In that post, I explained that all light has a colour tint (referred to as ‘temperature) and I also covered the basics of how to manage the white balance of your photos. However, what happens you’ve done your best to manage your white balance (or forgotten all about it…as can happen!) but the image has still turned out with an alien blue hue or glaring orange cast?
Well, that’s what post-production is for 🙂
I need to reiterate here that Photoshopping (which appears to have become a generic term for digitial photo manipulation) is not magic – its not going to be able to take a burned out orange flash image and make it into something with the richness of colour of a daylight shot – its more possible for those who shoot in RAW format, but if you’re using a point-and-shoot and stuck with JPEG compression, I’m afraid that its gonna be a touch more difficult. However, that’s not to say that we can’t vastly improve things!

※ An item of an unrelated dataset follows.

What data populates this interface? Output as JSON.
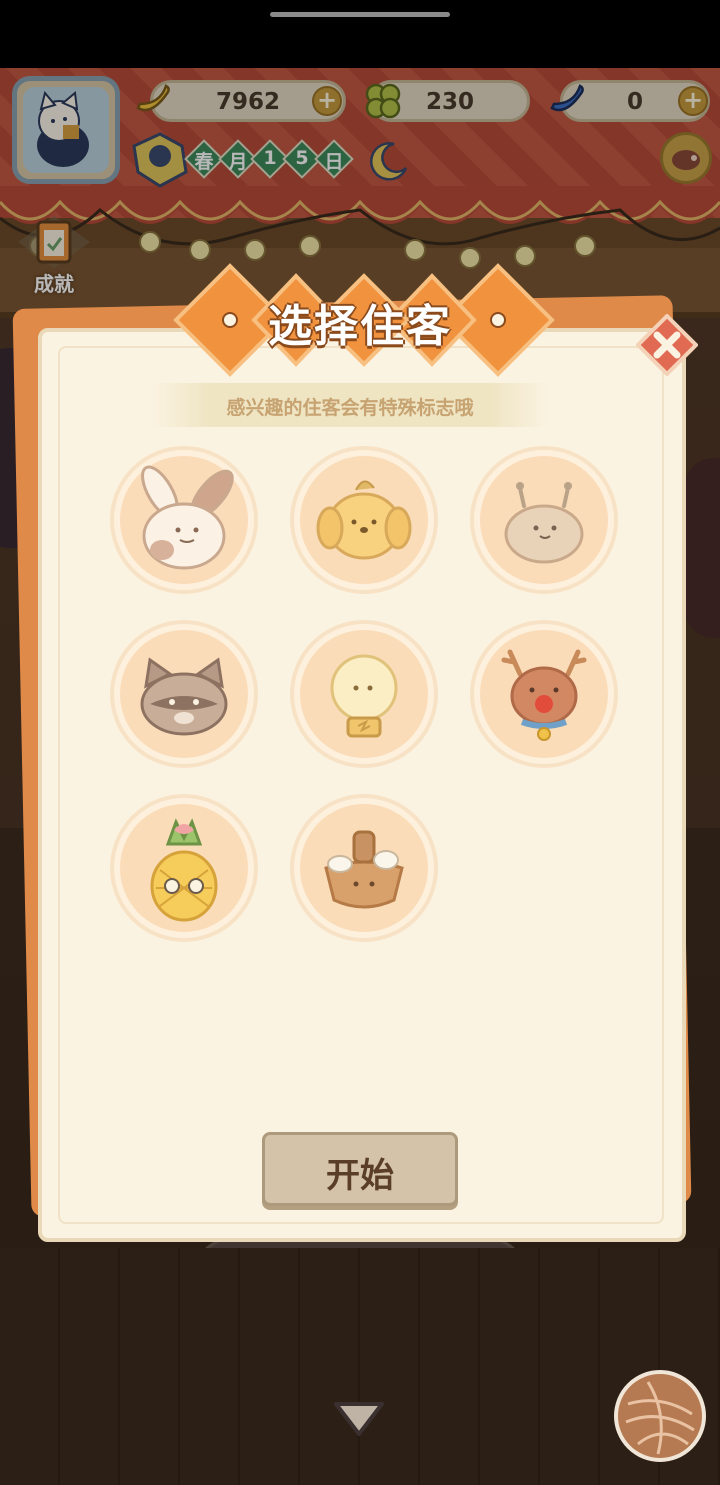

In the first installment, you received a brief introduction to both the levels and curves adjustment panels, though we used them only to manage the luminosity/light levels in the images. Today, I’ll take you a bit further into each of these tools in order to show you more of how they can help to correct an image!
(Photoshop users have a third tool at their disposal called photo filter, but since I don’t know if that’s one that GIMP has, I won’t cover it unless anyone says they’d like me to add a section on that too!)
Above you can see a rather extreme case of unmanaged white balance. I took this picture rather late in the afternoon before sunset, when the light has quite a blue tint to it, and in my impatience I didn’t set my white balance before taking my shots.
The result? Every single image that I took had this ridiculous blue tint through them.
Mmmm, blue chili. Looks tasty, huh?
Thankfully, I knew how to use my image editor to take it from the awful blue-cast image on the left into the much lovelier balanced image on the right, and I’ll take you through two methods of how you too can fix this all to common mistake!
While this tool is far from perfect, if you’re lucky then it’ll be the only thing you need to do.
The eyedroppers underneath the buttons to the right of the levels tool work in a similar way to the three arrows under the histogram (the large jagged graph), the eyedropper with black is meant to pick up what the black in the photo appears like, the white eyedropper (to the far right) is meant to be used to pick up what white looks like in your image, and the middle eyedropper, which I’ve circled, is meant to pick up grey.
That’s it. It’s as simple as that. So long as your photo has a neutral colour spot (a neutral grey) in the image somewhere, all you have to do is click on the middle eyedropper, then click on they grey spot and you’re good!
The grey can be anything, perhaps a piece of cutlery or even a shadow, so long as its neutral in colour then it will provide the fix that you want. Just try clicking around a few times to find a spot that will correct the colour as much as possible.
However, if there is no neutral grey in your image, then I’m afraid you’ll need to do a bit more work…
As you can see here, despite my clicking around the image, I have not managed to find a neutral grey spot to completely correct my colours (not even the bowl, which is actually a very pale sky blue). I have managed to correct some of the colour cast, but more work needs to be done.
If, like in this image, you haven’t been able to completely correct the colour cast, then you can try the next step, which involves the curves tool!.
In the first installment of this series, I showed you the very basics of utilizing this tool, and today we go a bit further into it. In the image to the left, you can see that I’ve circled the pull down menu under ‘channel’, this is the aspect of this tool that we’ll be managing in this lesson.
The channel menu has four options:
1. RGB – this manages all three colours at once, therefore manages overall luminosity of an image.
2. Red – This manages all the red tones in the image
3. Green – This manages all the green tones in the image
4. Blue – This manages all the blue tones in the image
Pretty straight forward, right?
Well, hopefully you’ll played around a bit with the curves tool since our last lesson and have accustomed yourself with how to alter the points in order to boost/reduce highlights and lowlights, as the colour channels work in exactly the same way.
Working your way through each of the channels one at a time, slowly altering the curve of each tone, placing as many markers as you need and bearing in mind that the colours affect both the shadows, highlights and midpoints (that’s a hint that you should use at least three markers). Don’t be afraid to go back to a channel after you’ve altered another one, it can take a bit of fiddling to come to a point where the image finally has gotten rid of its colour cast, like so:
Can you see how the blue colour cast has been gotten rid of? I’ve also edited the exposure to bring the luminosity of the image to levels that I am happy with. However, the down side of that is that the colours of the chili have become quite bland and orangey, with little difference between the kidney bean or capsicum. For that, you’ll have to come back next week for the lesson on how to correct colour, when I’ll cover:
- Colour balance
Which, used in conjunction with the curves and levels tools (can you see yet that these two are vital to great photo editing), can give you a final image like this:
The left is just the white balance edited image, the right is what it looks like once we’ve corrected for colour. You may think that the difference is subtle, but learning these techniques can take an average photo and create something marvellous!
[tags]light, exposure, editing, photoshop, photo manipulation, software, photography, white balance[/tags]